# Work instruction
The tail of the records, from the line containing "Serialize everything readable" through the final line, should be printed exactly and on its own.

# Raw data
=== Section Start ===

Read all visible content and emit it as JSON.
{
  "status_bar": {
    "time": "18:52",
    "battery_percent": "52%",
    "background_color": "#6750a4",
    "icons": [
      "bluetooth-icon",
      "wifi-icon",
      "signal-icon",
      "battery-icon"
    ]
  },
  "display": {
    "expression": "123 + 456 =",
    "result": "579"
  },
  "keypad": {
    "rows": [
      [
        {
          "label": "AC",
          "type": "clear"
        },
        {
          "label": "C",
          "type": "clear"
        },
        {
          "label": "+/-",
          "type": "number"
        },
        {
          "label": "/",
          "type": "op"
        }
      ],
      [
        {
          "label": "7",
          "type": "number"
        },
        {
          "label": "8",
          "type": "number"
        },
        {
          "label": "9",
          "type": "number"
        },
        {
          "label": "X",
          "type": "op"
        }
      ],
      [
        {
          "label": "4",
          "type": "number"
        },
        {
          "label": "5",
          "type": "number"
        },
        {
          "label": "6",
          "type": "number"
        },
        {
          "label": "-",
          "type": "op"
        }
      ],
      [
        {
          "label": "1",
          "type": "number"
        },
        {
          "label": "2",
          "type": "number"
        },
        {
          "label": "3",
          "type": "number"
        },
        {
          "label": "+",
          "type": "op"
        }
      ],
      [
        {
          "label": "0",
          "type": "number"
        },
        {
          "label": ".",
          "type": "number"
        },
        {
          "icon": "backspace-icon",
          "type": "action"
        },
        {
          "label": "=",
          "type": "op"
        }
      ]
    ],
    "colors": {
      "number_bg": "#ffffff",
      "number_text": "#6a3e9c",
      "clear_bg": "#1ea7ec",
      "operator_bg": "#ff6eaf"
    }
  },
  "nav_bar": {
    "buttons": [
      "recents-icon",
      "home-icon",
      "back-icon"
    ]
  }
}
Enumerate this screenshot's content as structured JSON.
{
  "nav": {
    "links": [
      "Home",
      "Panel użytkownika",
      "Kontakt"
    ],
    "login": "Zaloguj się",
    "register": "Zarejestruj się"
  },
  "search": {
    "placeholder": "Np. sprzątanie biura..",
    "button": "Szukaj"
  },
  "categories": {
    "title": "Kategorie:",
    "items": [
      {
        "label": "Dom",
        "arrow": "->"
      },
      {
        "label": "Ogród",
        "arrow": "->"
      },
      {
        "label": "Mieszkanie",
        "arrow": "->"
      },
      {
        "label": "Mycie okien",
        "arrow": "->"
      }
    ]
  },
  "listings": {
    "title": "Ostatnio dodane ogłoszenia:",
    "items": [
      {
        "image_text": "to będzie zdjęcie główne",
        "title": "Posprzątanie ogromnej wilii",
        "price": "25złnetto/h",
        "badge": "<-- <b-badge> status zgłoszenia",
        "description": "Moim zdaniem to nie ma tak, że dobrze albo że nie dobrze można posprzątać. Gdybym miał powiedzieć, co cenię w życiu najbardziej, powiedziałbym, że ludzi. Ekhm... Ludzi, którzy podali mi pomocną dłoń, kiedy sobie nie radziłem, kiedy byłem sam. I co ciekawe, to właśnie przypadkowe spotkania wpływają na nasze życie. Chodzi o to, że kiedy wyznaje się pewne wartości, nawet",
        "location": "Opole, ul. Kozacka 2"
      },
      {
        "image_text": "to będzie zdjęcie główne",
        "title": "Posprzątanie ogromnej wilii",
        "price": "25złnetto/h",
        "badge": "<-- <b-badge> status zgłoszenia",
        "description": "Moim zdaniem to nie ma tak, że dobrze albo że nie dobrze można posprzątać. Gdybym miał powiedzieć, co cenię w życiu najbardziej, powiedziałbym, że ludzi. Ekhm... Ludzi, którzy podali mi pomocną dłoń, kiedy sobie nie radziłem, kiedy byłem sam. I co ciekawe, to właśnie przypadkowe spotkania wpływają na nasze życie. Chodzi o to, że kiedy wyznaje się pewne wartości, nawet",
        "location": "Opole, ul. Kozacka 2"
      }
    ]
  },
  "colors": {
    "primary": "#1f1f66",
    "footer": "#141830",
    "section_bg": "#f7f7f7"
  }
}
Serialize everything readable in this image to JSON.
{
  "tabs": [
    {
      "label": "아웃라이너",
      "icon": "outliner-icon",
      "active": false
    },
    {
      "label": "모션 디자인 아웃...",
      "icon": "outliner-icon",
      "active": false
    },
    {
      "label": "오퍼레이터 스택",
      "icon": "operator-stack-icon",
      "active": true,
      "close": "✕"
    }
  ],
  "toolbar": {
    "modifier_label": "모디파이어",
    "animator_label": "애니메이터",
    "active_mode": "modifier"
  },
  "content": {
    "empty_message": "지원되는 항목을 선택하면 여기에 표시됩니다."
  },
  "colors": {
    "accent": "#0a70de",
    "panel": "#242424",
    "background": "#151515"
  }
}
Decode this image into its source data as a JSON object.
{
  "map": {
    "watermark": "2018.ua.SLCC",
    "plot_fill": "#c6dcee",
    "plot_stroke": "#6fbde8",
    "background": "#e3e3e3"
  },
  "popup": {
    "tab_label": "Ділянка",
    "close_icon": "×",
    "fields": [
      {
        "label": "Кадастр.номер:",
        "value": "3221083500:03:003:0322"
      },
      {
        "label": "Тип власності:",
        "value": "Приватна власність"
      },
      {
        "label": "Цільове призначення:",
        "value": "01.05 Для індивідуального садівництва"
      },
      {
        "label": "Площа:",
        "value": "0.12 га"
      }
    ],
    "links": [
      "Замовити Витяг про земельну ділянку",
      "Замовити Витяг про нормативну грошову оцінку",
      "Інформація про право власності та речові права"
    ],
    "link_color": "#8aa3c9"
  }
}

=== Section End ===

# Solution to the exercise
Serialize everything readable in this image to JSON.
{
  "tabs": [
    {
      "label": "아웃라이너",
      "icon": "outliner-icon",
      "active": false
    },
    {
      "label": "모션 디자인 아웃...",
      "icon": "outliner-icon",
      "active": false
    },
    {
      "label": "오퍼레이터 스택",
      "icon": "operator-stack-icon",
      "active": true,
      "close": "✕"
    }
  ],
  "toolbar": {
    "modifier_label": "모디파이어",
    "animator_label": "애니메이터",
    "active_mode": "modifier"
  },
  "content": {
    "empty_message": "지원되는 항목을 선택하면 여기에 표시됩니다."
  },
  "colors": {
    "accent": "#0a70de",
    "panel": "#242424",
    "background": "#151515"
  }
}
Decode this image into its source data as a JSON object.
{
  "map": {
    "watermark": "2018.ua.SLCC",
    "plot_fill": "#c6dcee",
    "plot_stroke": "#6fbde8",
    "background": "#e3e3e3"
  },
  "popup": {
    "tab_label": "Ділянка",
    "close_icon": "×",
    "fields": [
      {
        "label": "Кадастр.номер:",
        "value": "3221083500:03:003:0322"
      },
      {
        "label": "Тип власності:",
        "value": "Приватна власність"
      },
      {
        "label": "Цільове призначення:",
        "value": "01.05 Для індивідуального садівництва"
      },
      {
        "label": "Площа:",
        "value": "0.12 га"
      }
    ],
    "links": [
      "Замовити Витяг про земельну ділянку",
      "Замовити Витяг про нормативну грошову оцінку",
      "Інформація про право власності та речові права"
    ],
    "link_color": "#8aa3c9"
  }
}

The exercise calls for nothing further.